# Protein evolution by molecular tinkering: diversification of the nuclear receptor superfamily from a ligand-dependent ancestor

Bridgham, J T; Eick, G N; Larroux, C; Deshpande, K; Harms, M J; Gauthier, M E A; Ortlund, E A; Degnan, B M; Thornton, J W (2010). Protein evolution by molecular tinkering: diversification of the nuclear receptor superfamily from a ligand-dependent ancestor. PLoS Biology, 8(10):e1000497.

## Abstract

Understanding how protein structures and functions have diversified is a central goal in molecular evolution. Surveys of very divergent proteins from model organisms, however, are often insufficient to determine the features of ancestral proteins and to reveal the evolutionary events that yielded extant diversity. Here we combine genomic, biochemical, functional, structural, and phylogenetic analyses to reconstruct the early evolution of nuclear receptors (NRs), a diverse superfamily of transcriptional regulators that play key roles in animal development, physiology, and reproduction. By inferring the structure and functions of the ancestral NR, we show-contrary to current belief-that NRs evolved from a ligand-activated ancestral receptor that existed near the base of the Metazoa, with fatty acids as possible ancestral ligands. Evolutionary tinkering with this ancestral structure generated the extraordinary diversity of modern receptors: sensitivity to different ligands evolved because of subtle modifications of the internal cavity, and ligand-independent activation evolved repeatedly because of various mutations that stabilized the active conformation in the absence of ligand. Our findings illustrate how a mechanistic dissection of protein evolution in a phylogenetic context can reveal the deep homology that links apparently novel'' molecular functions to a common ancestral form.

## Abstract

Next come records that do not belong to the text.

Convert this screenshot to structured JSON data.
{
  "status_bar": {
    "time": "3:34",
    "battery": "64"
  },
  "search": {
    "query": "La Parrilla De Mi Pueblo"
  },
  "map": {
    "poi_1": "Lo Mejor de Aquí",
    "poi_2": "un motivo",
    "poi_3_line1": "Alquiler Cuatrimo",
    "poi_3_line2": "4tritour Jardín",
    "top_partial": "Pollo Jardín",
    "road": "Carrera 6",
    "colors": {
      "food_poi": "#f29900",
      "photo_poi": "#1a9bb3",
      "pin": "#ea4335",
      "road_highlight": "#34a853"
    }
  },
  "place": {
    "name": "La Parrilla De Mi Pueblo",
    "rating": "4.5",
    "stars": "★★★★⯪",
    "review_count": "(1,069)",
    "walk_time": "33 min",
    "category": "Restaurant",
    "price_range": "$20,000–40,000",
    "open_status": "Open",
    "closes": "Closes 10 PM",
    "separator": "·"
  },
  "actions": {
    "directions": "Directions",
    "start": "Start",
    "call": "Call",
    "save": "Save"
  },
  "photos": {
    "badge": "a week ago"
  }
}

Understanding how protein structures and functions have diversified is a central goal in molecular evolution. Surveys of very divergent proteins from model organisms, however, are often insufficient to determine the features of ancestral proteins and to reveal the evolutionary events that yielded extant diversity. Here we combine genomic, biochemical, functional, structural, and phylogenetic analyses to reconstruct the early evolution of nuclear receptors (NRs), a diverse superfamily of transcriptional regulators that play key roles in animal development, physiology, and reproduction. By inferring the structure and functions of the ancestral NR, we show-contrary to current belief-that NRs evolved from a ligand-activated ancestral receptor that existed near the base of the Metazoa, with fatty acids as possible ancestral ligands. Evolutionary tinkering with this ancestral structure generated the extraordinary diversity of modern receptors: sensitivity to different ligands evolved because of subtle modifications of the internal cavity, and ligand-independent activation evolved repeatedly because of various mutations that stabilized the active conformation in the absence of ligand. Our findings illustrate how a mechanistic dissection of protein evolution in a phylogenetic context can reveal the deep homology that links apparently novel'' molecular functions to a common ancestral form.

## Statistics

### Citations

63 citations in Web of Science®
89 citations in Scopus®

### Altmetrics

Detailed statistics

Item Type: Journal Article, refereed, original work 07 Faculty of Science > Institute of Evolutionary Biology and Environmental Studies 570 Life sciences; biology 590 Animals (Zoology) English 2010 15 Jan 2011 17:22 07 Dec 2017 05:49 Public Library of Science (PLoS) 1544-9173 National Science Foundation IOB-0546906]; National Institutes of Health R01-GM081592, F32-GM074398, F32-GM090650]; Australian Research Council PubMed ID. An embargo period may apply. https://doi.org/10.1371/journal.pbio.1000497 20957188 ISI:000283495100004

Preview
Content: Published Version
Filetype: PDF
Size: 2MB
View at publisher
Licence: